Keynesian thinkers typically attach great importance to job creation programmes as a way of stimulating demand and kick-starting economic expansion. Having said that, Cameron and other professed fiscal conservatives also support job creation measures in practice.

A closer examination confirms that gap between the two sides is much less than first appears. They mainly relate to the exact timing and form of deficit reduction. Both Obama and Balls see reducing deficits as important but their time-scale is slightly less severe than that of conservatives.

Obama launched a high-profile initiative with the American Jobs Act he sent to Congress last September. This in turn followed his deficit framework announced in April, which aims to reduce the deficit by $4 trillion (£2.6 trillion) over 12 years.

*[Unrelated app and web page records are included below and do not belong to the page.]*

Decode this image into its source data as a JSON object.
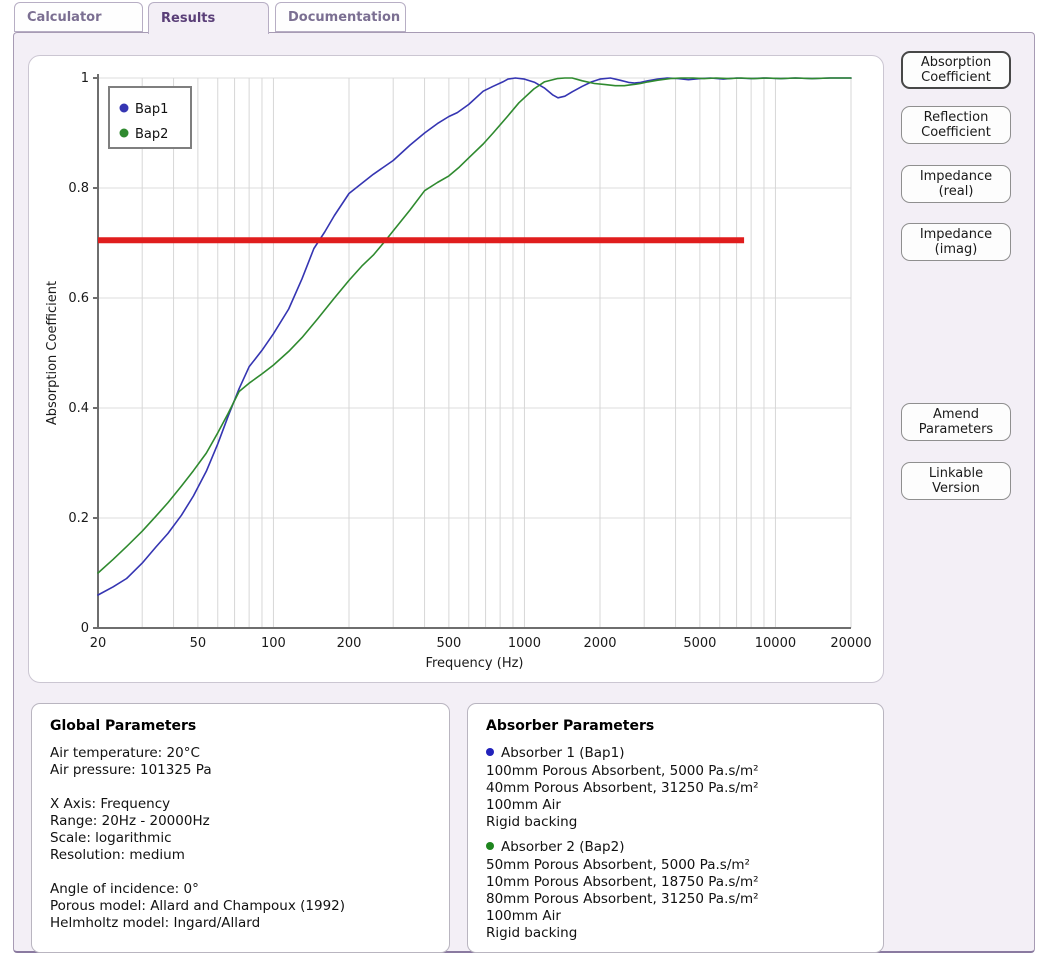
{
  "tabs": [
    {
      "label": "Calculator",
      "active": false
    },
    {
      "label": "Results",
      "active": true
    },
    {
      "label": "Documentation",
      "active": false
    }
  ],
  "side_buttons": [
    {
      "label": "Absorption Coefficient",
      "active": true
    },
    {
      "label": "Reflection Coefficient",
      "active": false
    },
    {
      "label": "Impedance (real)",
      "active": false
    },
    {
      "label": "Impedance (imag)",
      "active": false
    }
  ],
  "action_buttons": [
    {
      "label": "Amend Parameters"
    },
    {
      "label": "Linkable Version"
    }
  ],
  "global_parameters": {
    "title": "Global Parameters",
    "lines": [
      "Air temperature: 20°C",
      "Air pressure: 101325 Pa",
      "",
      "X Axis: Frequency",
      "Range: 20Hz - 20000Hz",
      "Scale: logarithmic",
      "Resolution: medium",
      "",
      "Angle of incidence: 0°",
      "Porous model: Allard and Champoux (1992)",
      "Helmholtz model: Ingard/Allard"
    ]
  },
  "absorber_parameters": {
    "title": "Absorber Parameters",
    "absorbers": [
      {
        "name": "Absorber 1 (Bap1)",
        "color": "#2222bb",
        "layers": [
          "100mm Porous Absorbent, 5000 Pa.s/m²",
          "40mm Porous Absorbent, 31250 Pa.s/m²",
          "100mm Air",
          "Rigid backing"
        ]
      },
      {
        "name": "Absorber 2 (Bap2)",
        "color": "#1e851e",
        "layers": [
          "50mm Porous Absorbent, 5000 Pa.s/m²",
          "10mm Porous Absorbent, 18750 Pa.s/m²",
          "80mm Porous Absorbent, 31250 Pa.s/m²",
          "100mm Air",
          "Rigid backing"
        ]
      }
    ]
  },
  "chart_data": {
    "type": "line",
    "title": "",
    "xlabel": "Frequency (Hz)",
    "ylabel": "Absorption Coefficient",
    "x_scale": "log",
    "xlim": [
      20,
      20000
    ],
    "ylim": [
      0,
      1
    ],
    "x_ticks": [
      20,
      50,
      100,
      200,
      500,
      1000,
      2000,
      5000,
      10000,
      20000
    ],
    "y_ticks": [
      0,
      0.2,
      0.4,
      0.6,
      0.8,
      1
    ],
    "grid": true,
    "legend_position": "top-left",
    "series": [
      {
        "name": "Bap1",
        "color": "#3535b2",
        "points": [
          [
            20,
            0.06
          ],
          [
            23,
            0.075
          ],
          [
            26,
            0.09
          ],
          [
            30,
            0.118
          ],
          [
            34,
            0.147
          ],
          [
            38,
            0.172
          ],
          [
            43,
            0.205
          ],
          [
            48,
            0.24
          ],
          [
            54,
            0.285
          ],
          [
            60,
            0.335
          ],
          [
            66,
            0.385
          ],
          [
            73,
            0.435
          ],
          [
            80,
            0.475
          ],
          [
            90,
            0.505
          ],
          [
            100,
            0.535
          ],
          [
            115,
            0.58
          ],
          [
            130,
            0.635
          ],
          [
            145,
            0.69
          ],
          [
            160,
            0.72
          ],
          [
            175,
            0.75
          ],
          [
            200,
            0.79
          ],
          [
            220,
            0.805
          ],
          [
            250,
            0.825
          ],
          [
            300,
            0.85
          ],
          [
            350,
            0.878
          ],
          [
            400,
            0.9
          ],
          [
            450,
            0.917
          ],
          [
            500,
            0.93
          ],
          [
            540,
            0.937
          ],
          [
            600,
            0.952
          ],
          [
            685,
            0.976
          ],
          [
            750,
            0.985
          ],
          [
            820,
            0.993
          ],
          [
            860,
            0.998
          ],
          [
            920,
            1.0
          ],
          [
            1000,
            0.998
          ],
          [
            1100,
            0.992
          ],
          [
            1200,
            0.982
          ],
          [
            1300,
            0.969
          ],
          [
            1360,
            0.964
          ],
          [
            1450,
            0.967
          ],
          [
            1550,
            0.975
          ],
          [
            1700,
            0.985
          ],
          [
            1850,
            0.993
          ],
          [
            2000,
            0.998
          ],
          [
            2200,
            1.0
          ],
          [
            2400,
            0.996
          ],
          [
            2600,
            0.992
          ],
          [
            2750,
            0.991
          ],
          [
            2900,
            0.992
          ],
          [
            3100,
            0.995
          ],
          [
            3400,
            0.998
          ],
          [
            3700,
            1.0
          ],
          [
            4100,
            0.999
          ],
          [
            4500,
            0.997
          ],
          [
            5000,
            0.999
          ],
          [
            5500,
            1.0
          ],
          [
            6200,
            0.998
          ],
          [
            7000,
            1.0
          ],
          [
            8000,
            0.999
          ],
          [
            9000,
            1.0
          ],
          [
            10500,
            0.999
          ],
          [
            12000,
            1.0
          ],
          [
            14000,
            0.999
          ],
          [
            16500,
            1.0
          ],
          [
            20000,
            1.0
          ]
        ]
      },
      {
        "name": "Bap2",
        "color": "#2f8a2f",
        "points": [
          [
            20,
            0.1
          ],
          [
            23,
            0.125
          ],
          [
            26,
            0.148
          ],
          [
            30,
            0.176
          ],
          [
            34,
            0.203
          ],
          [
            38,
            0.228
          ],
          [
            43,
            0.258
          ],
          [
            48,
            0.286
          ],
          [
            54,
            0.318
          ],
          [
            60,
            0.355
          ],
          [
            66,
            0.39
          ],
          [
            73,
            0.43
          ],
          [
            80,
            0.445
          ],
          [
            90,
            0.462
          ],
          [
            100,
            0.478
          ],
          [
            115,
            0.503
          ],
          [
            130,
            0.528
          ],
          [
            150,
            0.562
          ],
          [
            175,
            0.6
          ],
          [
            200,
            0.632
          ],
          [
            225,
            0.658
          ],
          [
            250,
            0.678
          ],
          [
            280,
            0.705
          ],
          [
            300,
            0.722
          ],
          [
            350,
            0.76
          ],
          [
            400,
            0.795
          ],
          [
            450,
            0.81
          ],
          [
            500,
            0.822
          ],
          [
            550,
            0.838
          ],
          [
            600,
            0.855
          ],
          [
            685,
            0.88
          ],
          [
            750,
            0.9
          ],
          [
            855,
            0.93
          ],
          [
            950,
            0.955
          ],
          [
            1090,
            0.98
          ],
          [
            1200,
            0.993
          ],
          [
            1350,
            0.999
          ],
          [
            1450,
            1.0
          ],
          [
            1550,
            1.0
          ],
          [
            1700,
            0.995
          ],
          [
            1900,
            0.99
          ],
          [
            2100,
            0.988
          ],
          [
            2300,
            0.986
          ],
          [
            2500,
            0.986
          ],
          [
            2700,
            0.988
          ],
          [
            2900,
            0.99
          ],
          [
            3100,
            0.993
          ],
          [
            3400,
            0.996
          ],
          [
            3800,
            0.999
          ],
          [
            4200,
            1.0
          ],
          [
            4700,
            1.0
          ],
          [
            5200,
            0.999
          ],
          [
            5800,
            1.0
          ],
          [
            6500,
            0.999
          ],
          [
            7300,
            1.0
          ],
          [
            8200,
            0.999
          ],
          [
            9200,
            1.0
          ],
          [
            10500,
            0.999
          ],
          [
            12000,
            1.0
          ],
          [
            14000,
            0.999
          ],
          [
            16500,
            1.0
          ],
          [
            20000,
            1.0
          ]
        ]
      }
    ],
    "threshold_line": {
      "value": 0.705,
      "x_start": 20,
      "x_end": 7500,
      "color": "#e01d1d",
      "width": 6
    }
  }
}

From Obama’s perspective the two goals are complementary. Deficit reduction is a key goal but mitigating its effects by job creation measures is likely to work better.

In Britain, Balls has taken a similar line. In his speech to the Labour Party conference in September he mentioned the word “jobs” 16 times and “job” three times. But he also emphasised that, like his predecessor, he favoured tough fiscal rules to reduce debt. His concern was that deficit reduction should be “fair” and that it should not go too far or happen too fast.

Both conservatives and Keynesians seem to assume the problem of poor growth will resolve itself if the other problems are fixed. For the Conservative party, moves towards reducing the deficit will unleash the dynamism of the private sector as the dead weight of the state is reduced. So far, at least, there is little sign of such vibrancy emerging.

In contrast, Labour, along with America’s Democrats, seem to assume that economic weakness is cyclical. If demand can be boosted in the short-term, through stimulus measures such as job creation, then the long-term can more-or-less take care of itself. Once the growth cycle turns it will, from this perspective, be easier to tackle the deficit.

Both Labour and the Conservatives in their own ways fetishise debt. Each side see high debt levels as problems in themselves rather than as common expression of a more fundamental productive weakness.

The difference between them is that Labour tends to fetishise jobs as well. For Balls and his colleagues the role of job creation is to stimulate economic activity and therefore help growth.

This view focuses far too much on the demand side of the economy and it assumes Britain’s economic weaknesses are cyclical. It neglects the need to tackle the lack of dynamism in the supply side, or productive core, of the economy.

It also fails to appreciate the extent of the cultural aversion to prosperity expressed through such channels as environmental concerns. Measures that could help to generate more economic dynamism, such as building infrastructure, are often hobbled by excessive green regulation.

A complementary way to consider the debt question is to start from the recognition that economies that promise durable growth are in a better position to repay their debts.

Contrary to widespread preconception, the level of public debt in Britain is not that high by historical standards.

Paul Krugman, a Nobel laureate in economics and a thinker with whom this column often disagrees, has made this point well in his New York Times blog. “Britain … has had debt exceeding 100 percent of G.D.P. for 81 of the last 170 years.” (“British debt history”, December 4, 2011).

Krugman is more balanced than many other commentators but ultimately he falls for his own version of debt fetishism. He has consistently argued that the problem with Obama’s stimulus package is that it is not nearly big enough:

“So yes, debt matters. But right now, other things matter more. We need more, not less, government spending to get us out of our unemployment trap. And the wrongheaded, ill-informed obsession with debt is standing in the way.” (“Nobody understands debt”, New York Times, January 1, 2012).

This perspective is essentially a more radical version of the arguments propounded by Balls and Obama. Debt has an intrinsic importance but the short-term priority must be economic stimulus through job creation.

Krugman’s work consistently argues that lack of demand is at the core of the West’s economic problems. He frequently derides those who talk about the need to focus on the productive sphere.

The role of the economic analysis should be to identify weaknesses and to work out how they relate to each other. Such a task is a precondition for fostering new rounds of growth.

High levels of debt and deficits can certainly be problems. Unemployment is often devastating for its victims and it is also a threat that hangs over those in work. But to grapple with the economy’s fundamental weaknesses it is necessary to probe deep into its productive core.